- An owner of a apartment building where a private sex worker is working can be subject to these new laws. A defense for the owner is to evict the sex worker. The Local Council is exempt from the EPA Act S121G. If an EPA "order" is likely to make a person homeless, usually there must be appropriate support to find the person another home. In the case of "Brothel Closure Orders" the person will receive no support.

- As the definition of brothel still includes one person working as a sex worker in their own home the increased Council power including acting on only 1 complaint and without the need to prove prostitution takes place.

The Legislation: http://www.scarletalliance.org.au/library/nswgov_2007 Steve Whan hansard from Wednesday night, tabling the bill

Friday, June 08, 2007

10 Reasons Why Non-Sex Workers Should Not Write Papers About Sex Work by Ashkara Sands

1. The only people truly qualified to speak to the experiences of sex workers, are sex workers themselves.

2. Basing a theory on myths and stereotypes and then 'proving' that theory using other myths and stereotypes is not a study - it's a creative writing exercise.

3. Sex workers are living, breathing human beings with hearts and every time you describe them as something other than living, breathing human beings, their hearts break.

4. By far the most 'degrading' aspect of sex work is the associated stigma, discrimination and vilification - a direct result of the disempowering misinformation propagated by the media and the anti-sex work lobby.

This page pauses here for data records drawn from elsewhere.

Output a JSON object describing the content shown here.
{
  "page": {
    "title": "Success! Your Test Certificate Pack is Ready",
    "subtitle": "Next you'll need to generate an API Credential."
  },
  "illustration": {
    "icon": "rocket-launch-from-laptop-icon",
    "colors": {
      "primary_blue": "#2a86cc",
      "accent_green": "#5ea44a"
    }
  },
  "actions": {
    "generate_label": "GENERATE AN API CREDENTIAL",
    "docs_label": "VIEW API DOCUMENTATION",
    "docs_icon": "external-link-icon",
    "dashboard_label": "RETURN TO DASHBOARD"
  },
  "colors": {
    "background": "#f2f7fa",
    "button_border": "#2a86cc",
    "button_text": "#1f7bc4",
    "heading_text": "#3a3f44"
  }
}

5. It is exceedingly arrogant to assume not only that you understand the intricacies of an industry you don't even work in, but that you have the right to speak for those who do.

6. Contrary to popular belief, sex workers are perfectly capable of putting pen to paper and telling their own stories.

7. By denying sex workers the right to have their voices heard in the political arena, and attempting to limit their sexual and financial independence, anti-sex work feminists make a mockery of the fundamental principles of feminism.

8. You don't see sex workers writing papers on the work practices of marine biologists or the psychological wellbeing of accountants.

9. The portrayal of sex workers as degraded victims is, in itself, a form of degrading victimisation.

10. You risk looking like a fool who wrote a paper on a topic you quite obviously knew nothing about

This is a response to Janice Raymond's '10 reasons not to legalise/decriminalise prostitution'. Janince Raymond is a particularly vicious anti-sex work, anti-trans radical feminist.

Visit Ashkara Sands at her website A Whores Haven (see the links on the right)